-------- Source data
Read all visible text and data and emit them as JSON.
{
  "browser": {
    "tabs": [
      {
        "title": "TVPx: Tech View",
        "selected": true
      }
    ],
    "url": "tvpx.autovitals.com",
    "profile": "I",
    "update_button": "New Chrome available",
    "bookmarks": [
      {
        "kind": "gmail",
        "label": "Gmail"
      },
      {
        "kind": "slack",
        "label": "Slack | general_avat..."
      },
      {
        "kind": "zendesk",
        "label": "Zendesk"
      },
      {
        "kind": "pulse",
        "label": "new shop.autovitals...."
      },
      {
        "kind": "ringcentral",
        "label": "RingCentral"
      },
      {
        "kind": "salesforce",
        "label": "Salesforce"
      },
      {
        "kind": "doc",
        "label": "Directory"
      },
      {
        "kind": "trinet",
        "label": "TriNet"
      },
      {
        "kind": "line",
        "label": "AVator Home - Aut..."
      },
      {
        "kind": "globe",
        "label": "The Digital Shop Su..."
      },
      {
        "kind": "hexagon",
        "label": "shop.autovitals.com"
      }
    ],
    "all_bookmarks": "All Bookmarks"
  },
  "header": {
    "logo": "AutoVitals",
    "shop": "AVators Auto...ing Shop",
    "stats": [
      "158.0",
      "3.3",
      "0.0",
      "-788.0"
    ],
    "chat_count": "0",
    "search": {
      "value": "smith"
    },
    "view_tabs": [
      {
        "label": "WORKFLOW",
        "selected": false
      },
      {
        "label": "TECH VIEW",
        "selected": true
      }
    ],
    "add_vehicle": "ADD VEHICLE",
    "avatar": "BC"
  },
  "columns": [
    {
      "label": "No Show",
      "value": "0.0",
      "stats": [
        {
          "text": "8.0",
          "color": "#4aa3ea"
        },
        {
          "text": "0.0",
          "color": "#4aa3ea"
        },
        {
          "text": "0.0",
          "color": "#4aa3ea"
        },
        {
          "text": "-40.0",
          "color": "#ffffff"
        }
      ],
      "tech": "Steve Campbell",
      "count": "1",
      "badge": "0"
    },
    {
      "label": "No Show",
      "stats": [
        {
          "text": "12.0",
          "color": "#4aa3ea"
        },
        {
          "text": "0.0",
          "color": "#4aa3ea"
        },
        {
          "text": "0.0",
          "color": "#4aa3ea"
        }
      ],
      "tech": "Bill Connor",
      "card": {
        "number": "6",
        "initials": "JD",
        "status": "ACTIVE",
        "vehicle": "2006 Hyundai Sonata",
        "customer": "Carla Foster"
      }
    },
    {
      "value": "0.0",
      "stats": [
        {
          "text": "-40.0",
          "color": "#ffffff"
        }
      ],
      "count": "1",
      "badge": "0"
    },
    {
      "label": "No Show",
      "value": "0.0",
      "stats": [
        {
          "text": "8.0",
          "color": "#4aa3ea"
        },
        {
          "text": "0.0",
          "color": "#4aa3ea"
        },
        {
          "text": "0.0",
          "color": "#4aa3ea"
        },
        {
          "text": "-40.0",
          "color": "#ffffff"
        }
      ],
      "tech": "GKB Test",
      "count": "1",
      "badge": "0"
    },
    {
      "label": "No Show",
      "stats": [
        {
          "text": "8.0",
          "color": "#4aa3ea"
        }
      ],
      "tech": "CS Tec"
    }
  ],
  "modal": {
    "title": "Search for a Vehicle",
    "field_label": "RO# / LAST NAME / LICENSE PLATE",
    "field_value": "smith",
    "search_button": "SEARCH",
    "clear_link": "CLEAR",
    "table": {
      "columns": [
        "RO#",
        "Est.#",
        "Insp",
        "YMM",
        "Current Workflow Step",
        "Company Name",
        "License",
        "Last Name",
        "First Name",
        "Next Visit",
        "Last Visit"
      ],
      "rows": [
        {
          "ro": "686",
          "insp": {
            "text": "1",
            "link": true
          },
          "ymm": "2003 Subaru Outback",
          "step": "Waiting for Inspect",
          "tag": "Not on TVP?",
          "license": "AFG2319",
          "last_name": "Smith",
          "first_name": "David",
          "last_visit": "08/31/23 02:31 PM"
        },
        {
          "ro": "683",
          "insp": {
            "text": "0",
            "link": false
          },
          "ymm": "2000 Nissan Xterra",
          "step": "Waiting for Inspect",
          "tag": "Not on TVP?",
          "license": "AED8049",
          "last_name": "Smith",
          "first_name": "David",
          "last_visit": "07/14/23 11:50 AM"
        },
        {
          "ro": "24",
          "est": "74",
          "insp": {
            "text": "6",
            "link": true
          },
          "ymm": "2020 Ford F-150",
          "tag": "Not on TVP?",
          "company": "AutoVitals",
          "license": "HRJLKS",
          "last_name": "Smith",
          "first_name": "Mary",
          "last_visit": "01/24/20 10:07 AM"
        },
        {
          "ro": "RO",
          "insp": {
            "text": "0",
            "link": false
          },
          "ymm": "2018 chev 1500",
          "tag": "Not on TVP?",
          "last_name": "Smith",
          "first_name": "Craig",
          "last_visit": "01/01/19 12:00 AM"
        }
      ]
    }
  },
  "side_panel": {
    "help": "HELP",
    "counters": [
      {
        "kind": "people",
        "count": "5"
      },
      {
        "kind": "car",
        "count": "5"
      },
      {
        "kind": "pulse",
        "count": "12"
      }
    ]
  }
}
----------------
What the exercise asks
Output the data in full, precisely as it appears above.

Written solution
Read all visible text and data and emit them as JSON.
{
  "browser": {
    "tabs": [
      {
        "title": "TVPx: Tech View",
        "selected": true
      }
    ],
    "url": "tvpx.autovitals.com",
    "profile": "I",
    "update_button": "New Chrome available",
    "bookmarks": [
      {
        "kind": "gmail",
        "label": "Gmail"
      },
      {
        "kind": "slack",
        "label": "Slack | general_avat..."
      },
      {
        "kind": "zendesk",
        "label": "Zendesk"
      },
      {
        "kind": "pulse",
        "label": "new shop.autovitals...."
      },
      {
        "kind": "ringcentral",
        "label": "RingCentral"
      },
      {
        "kind": "salesforce",
        "label": "Salesforce"
      },
      {
        "kind": "doc",
        "label": "Directory"
      },
      {
        "kind": "trinet",
        "label": "TriNet"
      },
      {
        "kind": "line",
        "label": "AVator Home - Aut..."
      },
      {
        "kind": "globe",
        "label": "The Digital Shop Su..."
      },
      {
        "kind": "hexagon",
        "label": "shop.autovitals.com"
      }
    ],
    "all_bookmarks": "All Bookmarks"
  },
  "header": {
    "logo": "AutoVitals",
    "shop": "AVators Auto...ing Shop",
    "stats": [
      "158.0",
      "3.3",
      "0.0",
      "-788.0"
    ],
    "chat_count": "0",
    "search": {
      "value": "smith"
    },
    "view_tabs": [
      {
        "label": "WORKFLOW",
        "selected": false
      },
      {
        "label": "TECH VIEW",
        "selected": true
      }
    ],
    "add_vehicle": "ADD VEHICLE",
    "avatar": "BC"
  },
  "columns": [
    {
      "label": "No Show",
      "value": "0.0",
      "stats": [
        {
          "text": "8.0",
          "color": "#4aa3ea"
        },
        {
          "text": "0.0",
          "color": "#4aa3ea"
        },
        {
          "text": "0.0",
          "color": "#4aa3ea"
        },
        {
          "text": "-40.0",
          "color": "#ffffff"
        }
      ],
      "tech": "Steve Campbell",
      "count": "1",
      "badge": "0"
    },
    {
      "label": "No Show",
      "stats": [
        {
          "text": "12.0",
          "color": "#4aa3ea"
        },
        {
          "text": "0.0",
          "color": "#4aa3ea"
        },
        {
          "text": "0.0",
          "color": "#4aa3ea"
        }
      ],
      "tech": "Bill Connor",
      "card": {
        "number": "6",
        "initials": "JD",
        "status": "ACTIVE",
        "vehicle": "2006 Hyundai Sonata",
        "customer": "Carla Foster"
      }
    },
    {
      "value": "0.0",
      "stats": [
        {
          "text": "-40.0",
          "color": "#ffffff"
        }
      ],
      "count": "1",
      "badge": "0"
    },
    {
      "label": "No Show",
      "value": "0.0",
      "stats": [
        {
          "text": "8.0",
          "color": "#4aa3ea"
        },
        {
          "text": "0.0",
          "color": "#4aa3ea"
        },
        {
          "text": "0.0",
          "color": "#4aa3ea"
        },
        {
          "text": "-40.0",
          "color": "#ffffff"
        }
      ],
      "tech": "GKB Test",
      "count": "1",
      "badge": "0"
    },
    {
      "label": "No Show",
      "stats": [
        {
          "text": "8.0",
          "color": "#4aa3ea"
        }
      ],
      "tech": "CS Tec"
    }
  ],
  "modal": {
    "title": "Search for a Vehicle",
    "field_label": "RO# / LAST NAME / LICENSE PLATE",
    "field_value": "smith",
    "search_button": "SEARCH",
    "clear_link": "CLEAR",
    "table": {
      "columns": [
        "RO#",
        "Est.#",
        "Insp",
        "YMM",
        "Current Workflow Step",
        "Company Name",
        "License",
        "Last Name",
        "First Name",
        "Next Visit",
        "Last Visit"
      ],
      "rows": [
        {
          "ro": "686",
          "insp": {
            "text": "1",
            "link": true
          },
          "ymm": "2003 Subaru Outback",
          "step": "Waiting for Inspect",
          "tag": "Not on TVP?",
          "license": "AFG2319",
          "last_name": "Smith",
          "first_name": "David",
          "last_visit": "08/31/23 02:31 PM"
        },
        {
          "ro": "683",
          "insp": {
            "text": "0",
            "link": false
          },
          "ymm": "2000 Nissan Xterra",
          "step": "Waiting for Inspect",
          "tag": "Not on TVP?",
          "license": "AED8049",
          "last_name": "Smith",
          "first_name": "David",
          "last_visit": "07/14/23 11:50 AM"
        },
        {
          "ro": "24",
          "est": "74",
          "insp": {
            "text": "6",
            "link": true
          },
          "ymm": "2020 Ford F-150",
          "tag": "Not on TVP?",
          "company": "AutoVitals",
          "license": "HRJLKS",
          "last_name": "Smith",
          "first_name": "Mary",
          "last_visit": "01/24/20 10:07 AM"
        },
        {
          "ro": "RO",
          "insp": {
            "text": "0",
            "link": false
          },
          "ymm": "2018 chev 1500",
          "tag": "Not on TVP?",
          "last_name": "Smith",
          "first_name": "Craig",
          "last_visit": "01/01/19 12:00 AM"
        }
      ]
    }
  },
  "side_panel": {
    "help": "HELP",
    "counters": [
      {
        "kind": "people",
        "count": "5"
      },
      {
        "kind": "car",
        "count": "5"
      },
      {
        "kind": "pulse",
        "count": "12"
      }
    ]
  }
}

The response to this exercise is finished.